Task item: Look through the listing and report every line that has "Change" in it.

Data supplied:
______

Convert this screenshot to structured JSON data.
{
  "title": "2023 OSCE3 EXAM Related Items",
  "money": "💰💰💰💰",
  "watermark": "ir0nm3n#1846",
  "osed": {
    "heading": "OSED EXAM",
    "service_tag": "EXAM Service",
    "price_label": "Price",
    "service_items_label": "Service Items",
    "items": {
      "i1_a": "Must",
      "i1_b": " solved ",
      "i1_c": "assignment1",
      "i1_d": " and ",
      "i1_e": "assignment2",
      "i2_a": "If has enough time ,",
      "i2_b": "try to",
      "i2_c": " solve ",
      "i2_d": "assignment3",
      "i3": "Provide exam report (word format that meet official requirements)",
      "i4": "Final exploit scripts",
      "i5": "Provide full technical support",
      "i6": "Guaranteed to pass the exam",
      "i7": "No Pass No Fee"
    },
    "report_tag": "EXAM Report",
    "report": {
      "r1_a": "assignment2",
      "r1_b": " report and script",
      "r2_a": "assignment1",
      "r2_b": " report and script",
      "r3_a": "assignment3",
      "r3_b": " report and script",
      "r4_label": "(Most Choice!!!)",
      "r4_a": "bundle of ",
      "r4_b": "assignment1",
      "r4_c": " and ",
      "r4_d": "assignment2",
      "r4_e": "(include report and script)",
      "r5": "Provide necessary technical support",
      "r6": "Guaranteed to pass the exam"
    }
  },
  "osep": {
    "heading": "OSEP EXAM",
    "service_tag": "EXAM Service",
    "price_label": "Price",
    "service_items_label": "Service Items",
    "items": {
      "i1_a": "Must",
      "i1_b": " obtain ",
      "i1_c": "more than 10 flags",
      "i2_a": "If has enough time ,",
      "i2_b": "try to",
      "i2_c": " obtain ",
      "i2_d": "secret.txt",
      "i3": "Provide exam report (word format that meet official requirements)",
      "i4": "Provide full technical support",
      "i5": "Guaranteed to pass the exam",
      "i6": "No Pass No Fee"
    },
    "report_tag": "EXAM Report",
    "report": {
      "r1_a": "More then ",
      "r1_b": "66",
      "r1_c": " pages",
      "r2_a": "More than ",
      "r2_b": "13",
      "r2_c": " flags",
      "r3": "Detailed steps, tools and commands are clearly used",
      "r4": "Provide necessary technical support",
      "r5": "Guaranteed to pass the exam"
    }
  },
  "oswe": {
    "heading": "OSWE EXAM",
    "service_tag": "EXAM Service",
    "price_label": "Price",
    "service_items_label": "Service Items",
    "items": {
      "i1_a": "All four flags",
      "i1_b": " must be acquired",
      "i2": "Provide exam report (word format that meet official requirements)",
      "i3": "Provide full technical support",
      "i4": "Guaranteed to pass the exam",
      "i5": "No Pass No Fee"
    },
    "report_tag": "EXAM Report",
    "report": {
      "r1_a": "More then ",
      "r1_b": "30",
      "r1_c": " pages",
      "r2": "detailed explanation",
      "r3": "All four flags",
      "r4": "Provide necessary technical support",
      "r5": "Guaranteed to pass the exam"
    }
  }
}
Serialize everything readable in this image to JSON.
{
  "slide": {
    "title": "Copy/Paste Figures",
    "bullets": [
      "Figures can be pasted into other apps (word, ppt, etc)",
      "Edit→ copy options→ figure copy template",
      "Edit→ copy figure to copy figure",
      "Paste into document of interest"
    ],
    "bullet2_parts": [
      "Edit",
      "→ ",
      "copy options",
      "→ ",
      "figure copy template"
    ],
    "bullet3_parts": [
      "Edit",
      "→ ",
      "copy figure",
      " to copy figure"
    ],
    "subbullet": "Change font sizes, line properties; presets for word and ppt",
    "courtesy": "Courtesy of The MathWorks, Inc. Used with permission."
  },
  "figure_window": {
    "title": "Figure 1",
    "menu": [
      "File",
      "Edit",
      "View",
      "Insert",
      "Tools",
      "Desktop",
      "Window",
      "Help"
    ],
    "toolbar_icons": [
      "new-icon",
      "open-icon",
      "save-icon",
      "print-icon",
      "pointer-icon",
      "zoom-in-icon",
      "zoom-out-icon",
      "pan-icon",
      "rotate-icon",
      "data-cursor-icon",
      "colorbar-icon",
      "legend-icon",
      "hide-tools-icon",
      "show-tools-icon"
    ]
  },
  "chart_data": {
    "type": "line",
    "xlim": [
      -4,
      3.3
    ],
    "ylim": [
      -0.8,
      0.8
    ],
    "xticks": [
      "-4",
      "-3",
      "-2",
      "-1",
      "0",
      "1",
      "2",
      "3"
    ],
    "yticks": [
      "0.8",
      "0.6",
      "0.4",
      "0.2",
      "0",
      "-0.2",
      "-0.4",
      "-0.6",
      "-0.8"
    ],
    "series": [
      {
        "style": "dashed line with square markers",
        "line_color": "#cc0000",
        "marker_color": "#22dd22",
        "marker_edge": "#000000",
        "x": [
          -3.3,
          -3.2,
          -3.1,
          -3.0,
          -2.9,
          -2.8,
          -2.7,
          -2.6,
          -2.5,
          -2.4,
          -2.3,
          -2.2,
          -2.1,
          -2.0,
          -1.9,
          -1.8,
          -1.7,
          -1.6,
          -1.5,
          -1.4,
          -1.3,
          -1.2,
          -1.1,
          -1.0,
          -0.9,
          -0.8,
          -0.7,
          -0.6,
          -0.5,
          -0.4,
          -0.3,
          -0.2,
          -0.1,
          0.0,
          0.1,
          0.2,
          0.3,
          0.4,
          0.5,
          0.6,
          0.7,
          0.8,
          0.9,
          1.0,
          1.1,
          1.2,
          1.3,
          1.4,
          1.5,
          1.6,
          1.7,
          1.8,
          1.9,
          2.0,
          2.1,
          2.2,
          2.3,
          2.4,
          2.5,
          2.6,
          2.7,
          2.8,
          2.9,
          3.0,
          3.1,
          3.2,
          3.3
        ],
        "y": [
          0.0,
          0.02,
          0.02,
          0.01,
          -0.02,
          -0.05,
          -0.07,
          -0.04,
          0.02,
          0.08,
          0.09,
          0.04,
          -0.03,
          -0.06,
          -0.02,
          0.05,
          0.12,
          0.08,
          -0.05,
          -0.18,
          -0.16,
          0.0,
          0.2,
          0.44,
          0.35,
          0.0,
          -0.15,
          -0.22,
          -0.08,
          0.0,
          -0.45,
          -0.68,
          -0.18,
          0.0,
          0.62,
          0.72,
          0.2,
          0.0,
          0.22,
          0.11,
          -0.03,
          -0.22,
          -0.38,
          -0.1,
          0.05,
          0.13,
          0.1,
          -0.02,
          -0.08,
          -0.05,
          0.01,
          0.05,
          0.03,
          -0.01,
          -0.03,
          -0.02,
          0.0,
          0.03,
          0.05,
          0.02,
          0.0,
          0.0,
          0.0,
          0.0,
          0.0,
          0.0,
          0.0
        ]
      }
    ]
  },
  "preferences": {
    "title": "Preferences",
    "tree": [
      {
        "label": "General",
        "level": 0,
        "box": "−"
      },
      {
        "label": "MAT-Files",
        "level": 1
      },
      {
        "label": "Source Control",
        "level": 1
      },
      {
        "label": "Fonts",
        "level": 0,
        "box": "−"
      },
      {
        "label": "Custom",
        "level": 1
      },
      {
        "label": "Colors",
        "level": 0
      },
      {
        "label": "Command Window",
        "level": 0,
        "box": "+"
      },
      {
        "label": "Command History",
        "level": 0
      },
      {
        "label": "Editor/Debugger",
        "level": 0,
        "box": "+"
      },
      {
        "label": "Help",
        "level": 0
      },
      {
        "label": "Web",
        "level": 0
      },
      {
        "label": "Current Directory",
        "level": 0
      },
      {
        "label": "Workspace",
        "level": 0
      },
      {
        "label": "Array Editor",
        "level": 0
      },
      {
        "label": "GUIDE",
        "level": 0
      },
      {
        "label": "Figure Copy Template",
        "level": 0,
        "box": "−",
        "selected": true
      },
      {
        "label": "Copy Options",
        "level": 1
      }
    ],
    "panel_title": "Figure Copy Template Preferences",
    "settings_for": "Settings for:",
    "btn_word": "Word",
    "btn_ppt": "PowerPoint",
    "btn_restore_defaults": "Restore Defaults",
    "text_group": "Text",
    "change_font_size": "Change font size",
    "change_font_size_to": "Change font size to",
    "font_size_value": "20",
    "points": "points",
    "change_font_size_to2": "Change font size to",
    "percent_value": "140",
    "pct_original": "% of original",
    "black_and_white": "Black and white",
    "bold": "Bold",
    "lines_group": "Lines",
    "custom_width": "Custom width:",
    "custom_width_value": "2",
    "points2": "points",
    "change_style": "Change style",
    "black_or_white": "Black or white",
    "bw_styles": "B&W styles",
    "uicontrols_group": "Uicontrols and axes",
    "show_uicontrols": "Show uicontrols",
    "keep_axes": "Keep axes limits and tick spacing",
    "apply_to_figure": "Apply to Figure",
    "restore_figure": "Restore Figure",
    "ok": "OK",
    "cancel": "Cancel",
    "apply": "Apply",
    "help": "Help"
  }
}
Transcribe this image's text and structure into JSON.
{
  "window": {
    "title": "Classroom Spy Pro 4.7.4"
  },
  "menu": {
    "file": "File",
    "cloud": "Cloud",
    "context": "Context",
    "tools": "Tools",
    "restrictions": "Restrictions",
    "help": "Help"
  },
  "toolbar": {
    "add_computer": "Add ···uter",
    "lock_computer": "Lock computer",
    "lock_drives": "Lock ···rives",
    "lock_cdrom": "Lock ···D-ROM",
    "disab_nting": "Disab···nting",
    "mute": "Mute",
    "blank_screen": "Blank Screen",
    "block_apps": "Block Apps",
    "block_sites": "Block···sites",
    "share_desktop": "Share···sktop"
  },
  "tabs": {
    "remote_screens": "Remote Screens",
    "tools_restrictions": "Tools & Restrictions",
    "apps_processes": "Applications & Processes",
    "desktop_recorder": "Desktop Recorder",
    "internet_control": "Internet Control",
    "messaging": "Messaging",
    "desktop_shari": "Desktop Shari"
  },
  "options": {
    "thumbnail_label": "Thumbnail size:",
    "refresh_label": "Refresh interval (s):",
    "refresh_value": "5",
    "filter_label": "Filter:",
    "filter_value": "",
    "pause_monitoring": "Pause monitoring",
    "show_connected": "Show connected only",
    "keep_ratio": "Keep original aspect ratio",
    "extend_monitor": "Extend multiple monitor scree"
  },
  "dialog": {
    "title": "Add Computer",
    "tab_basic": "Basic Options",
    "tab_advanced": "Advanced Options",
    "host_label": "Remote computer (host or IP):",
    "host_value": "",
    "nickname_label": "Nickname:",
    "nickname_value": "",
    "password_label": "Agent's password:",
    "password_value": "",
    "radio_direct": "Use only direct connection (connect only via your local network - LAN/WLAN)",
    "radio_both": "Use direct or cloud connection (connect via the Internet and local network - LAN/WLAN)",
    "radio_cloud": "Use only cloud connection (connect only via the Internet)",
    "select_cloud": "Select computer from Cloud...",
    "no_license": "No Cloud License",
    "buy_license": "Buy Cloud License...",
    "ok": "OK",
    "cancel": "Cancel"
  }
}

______

Answer to this exercise:
    "subbullet": "Change font sizes, line properties; presets for word and ppt",
    "change_font_size": "Change font size",
    "change_font_size_to": "Change font size to",
    "change_font_size_to2": "Change font size to",
    "change_style": "Change style",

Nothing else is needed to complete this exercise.